Dataset records:
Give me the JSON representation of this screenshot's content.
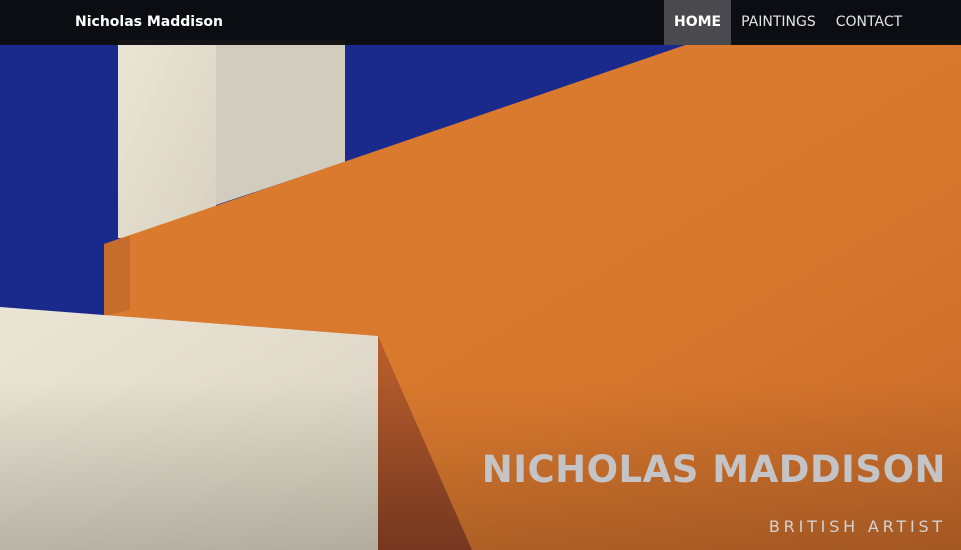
{
  "site": {
    "brand": "Nicholas Maddison"
  },
  "nav": {
    "items": [
      {
        "label": "HOME",
        "active": true
      },
      {
        "label": "PAINTINGS",
        "active": false
      },
      {
        "label": "CONTACT",
        "active": false
      }
    ]
  },
  "hero": {
    "title": "NICHOLAS MADDISON",
    "subtitle": "BRITISH ARTIST",
    "artwork_colors": {
      "blue": "#1a2a8c",
      "orange": "#d8782e",
      "cream": "#e6e0d2",
      "shadow": "#9c4a26"
    }
  }
}
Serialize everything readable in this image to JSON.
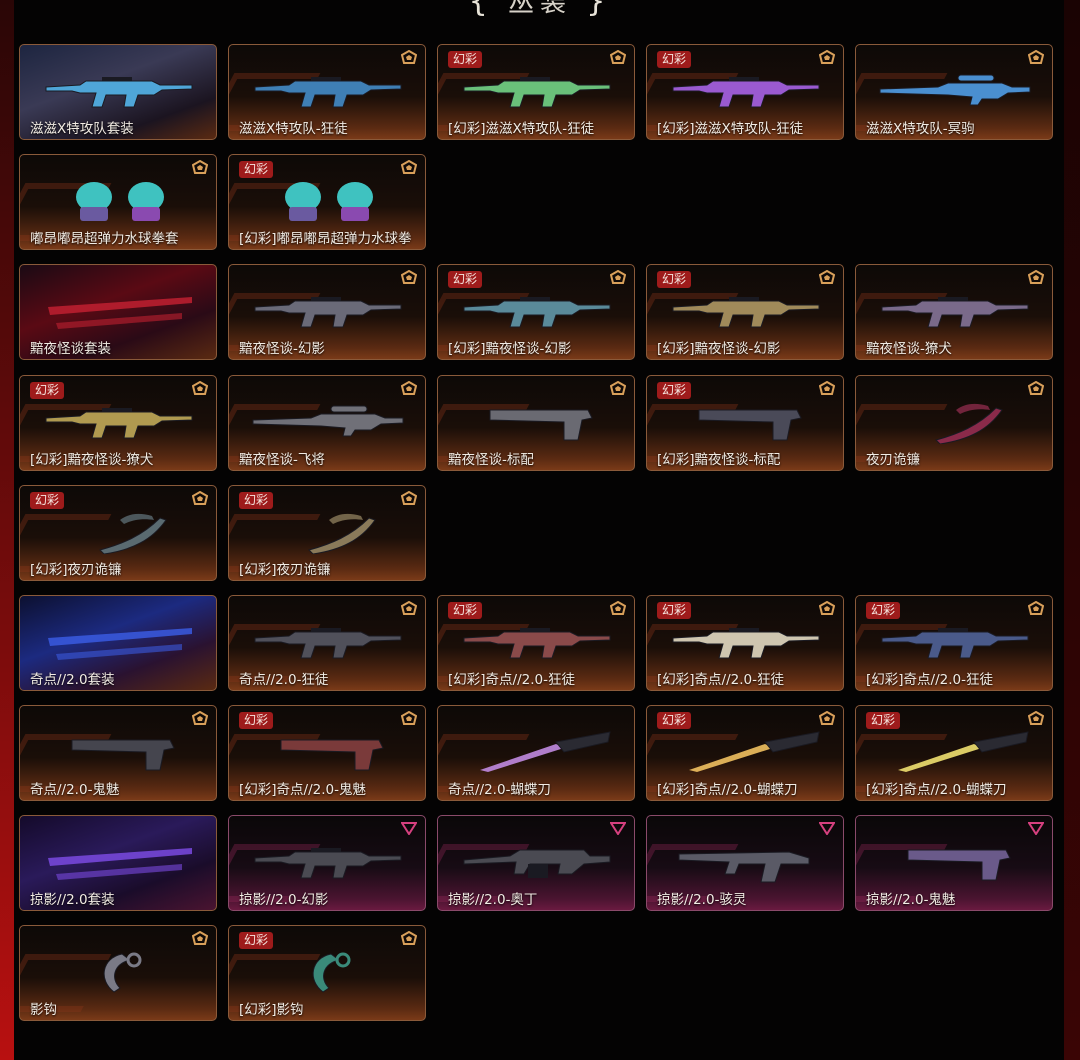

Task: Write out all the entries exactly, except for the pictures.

Reply to the task:
Give me the JSON representation of this screenshot's content.
{
  "site": {
    "brand": "Nicholas Maddison"
  },
  "nav": {
    "items": [
      {
        "label": "HOME",
        "active": true
      },
      {
        "label": "PAINTINGS",
        "active": false
      },
      {
        "label": "CONTACT",
        "active": false
      }
    ]
  },
  "hero": {
    "title": "NICHOLAS MADDISON",
    "subtitle": "BRITISH ARTIST",
    "artwork_colors": {
      "blue": "#1a2a8c",
      "orange": "#d8782e",
      "cream": "#e6e0d2",
      "shadow": "#9c4a26"
    }
  }
}
Serialize everything readable in this image to JSON.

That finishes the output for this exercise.